Parents and grandparents of any age child, but especially preschoolers, experience those feelings of wanting to hang on to every precious moment and to never forget the expressions, the activities, and the joy of being a child. My own three children grew up in the 70's and 80's before digital cameras and cell phones that make it so easy to snap a picture. My relatively sparse collection of their childhood photographs does not adequately capture all their cute moments, their awkward phases, their relationships with toys, pets, friends, and each other.
Being a grandparent has given me a "do-over" experience--not with my own children, but with my grandchildren. Although I don't see the older two very often, they know that when Lottie arrives, so does her camera, and so do her expectations of taking loads of pictures! The younger two, who are at my house multiple times a week, are becoming pros at this: "Look, Lottie, here is a pocket of light!" "Lottie, I see a bird in your yard!" "Lottie, I want to take a picture!" I'm blessed to be able to document their childhood and add my memories to those of their parents.
Today, I was reminded through Jack of his Uncle Matt when he was the same age, of his love of lining up toys (usually little cars, but also the same soldiers Jack was playing with). I'm counting the memories as Jack and I count dinosaurs and Indians and soldiers and crayons. Joyful day!
During the recent cold weather here in North Alabama, my husband and I had fun (he might debate that!) trying to create bubbles that would land on the ground and freeze, enabling me to photograph them. Instead, our bubbles floated away, making it very difficult to take pictures of them! The one above was one of the few that I captured that contained a reflection, which is what I really wanted to get.

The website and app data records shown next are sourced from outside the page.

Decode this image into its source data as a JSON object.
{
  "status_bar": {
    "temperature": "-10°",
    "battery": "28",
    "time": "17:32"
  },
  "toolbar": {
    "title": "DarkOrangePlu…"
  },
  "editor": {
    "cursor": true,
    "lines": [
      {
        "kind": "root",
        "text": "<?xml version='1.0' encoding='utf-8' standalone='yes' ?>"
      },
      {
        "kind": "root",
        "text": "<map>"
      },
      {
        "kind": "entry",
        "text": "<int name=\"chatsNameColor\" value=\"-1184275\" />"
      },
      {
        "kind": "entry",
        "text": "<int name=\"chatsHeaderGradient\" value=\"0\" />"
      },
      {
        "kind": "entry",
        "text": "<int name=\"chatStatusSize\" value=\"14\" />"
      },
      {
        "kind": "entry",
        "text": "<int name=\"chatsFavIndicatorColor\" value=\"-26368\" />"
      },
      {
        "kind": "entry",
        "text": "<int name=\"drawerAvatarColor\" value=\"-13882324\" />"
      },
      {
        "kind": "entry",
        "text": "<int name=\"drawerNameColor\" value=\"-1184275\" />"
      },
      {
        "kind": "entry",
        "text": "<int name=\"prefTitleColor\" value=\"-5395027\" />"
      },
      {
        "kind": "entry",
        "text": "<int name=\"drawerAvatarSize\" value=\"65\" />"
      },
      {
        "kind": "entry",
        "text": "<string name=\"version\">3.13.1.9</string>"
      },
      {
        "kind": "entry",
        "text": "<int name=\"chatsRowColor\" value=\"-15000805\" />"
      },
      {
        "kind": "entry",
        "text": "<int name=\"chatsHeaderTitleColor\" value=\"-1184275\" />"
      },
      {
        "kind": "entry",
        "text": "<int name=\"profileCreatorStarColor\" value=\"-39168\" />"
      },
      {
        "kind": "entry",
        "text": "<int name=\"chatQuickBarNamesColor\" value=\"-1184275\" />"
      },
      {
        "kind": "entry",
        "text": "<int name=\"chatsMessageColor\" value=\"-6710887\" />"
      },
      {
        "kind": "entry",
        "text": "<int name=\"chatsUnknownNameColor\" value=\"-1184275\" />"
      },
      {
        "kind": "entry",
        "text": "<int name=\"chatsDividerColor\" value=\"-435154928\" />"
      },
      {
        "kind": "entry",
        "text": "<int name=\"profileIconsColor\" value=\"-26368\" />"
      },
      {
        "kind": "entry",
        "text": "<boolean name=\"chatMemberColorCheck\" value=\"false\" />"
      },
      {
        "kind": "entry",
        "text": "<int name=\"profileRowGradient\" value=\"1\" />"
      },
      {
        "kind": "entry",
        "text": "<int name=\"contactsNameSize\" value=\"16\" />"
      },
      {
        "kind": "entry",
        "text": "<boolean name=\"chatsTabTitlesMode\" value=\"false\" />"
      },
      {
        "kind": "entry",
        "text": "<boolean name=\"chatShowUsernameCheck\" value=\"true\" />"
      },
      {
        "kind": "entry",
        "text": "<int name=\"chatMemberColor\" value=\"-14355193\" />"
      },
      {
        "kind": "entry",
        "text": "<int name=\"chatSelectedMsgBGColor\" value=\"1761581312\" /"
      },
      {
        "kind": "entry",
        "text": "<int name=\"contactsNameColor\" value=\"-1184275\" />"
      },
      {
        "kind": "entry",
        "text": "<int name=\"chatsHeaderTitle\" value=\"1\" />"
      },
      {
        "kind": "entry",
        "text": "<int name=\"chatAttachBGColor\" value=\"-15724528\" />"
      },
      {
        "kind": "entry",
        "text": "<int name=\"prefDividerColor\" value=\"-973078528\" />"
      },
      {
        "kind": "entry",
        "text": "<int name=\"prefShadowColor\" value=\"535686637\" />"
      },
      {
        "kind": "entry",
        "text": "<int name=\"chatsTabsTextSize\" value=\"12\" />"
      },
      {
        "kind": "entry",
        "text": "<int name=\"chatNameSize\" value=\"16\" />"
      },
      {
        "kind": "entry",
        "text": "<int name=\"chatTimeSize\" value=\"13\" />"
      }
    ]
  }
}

Have you noticed how much little boys often reflect what they have seen in their dads? My daughter told me a few months back that her four-year-old had decided he didn't need to sleep in a pajama shirt anymore--he had noticed that his dad didn't, and, therefore, he concluded that he didn't need to either. (Never mind that it was winter and nights were cold!)
I had my own opportunity to observe this desire to imitate or reflect something of his dad recently when they were at our house for Sunday lunch following church. Jack had on his oxford button-down when he arrived, but I noticed when he sat down to eat that he was shirtless! His dad always takes off his outer shirt prior to eating our typical Sunday spaghetti meal and hangs it on a chair. There, in the dining room, was Jack's Sunday shirt hanging beside his dad's.
I love that Jack wants to be like his dad! And, because I'm always taking his picture, I often see just how much he looks like his dad! Someday, these photographs will remind his parents of these sweet times when a boy wanted to be just like his dad.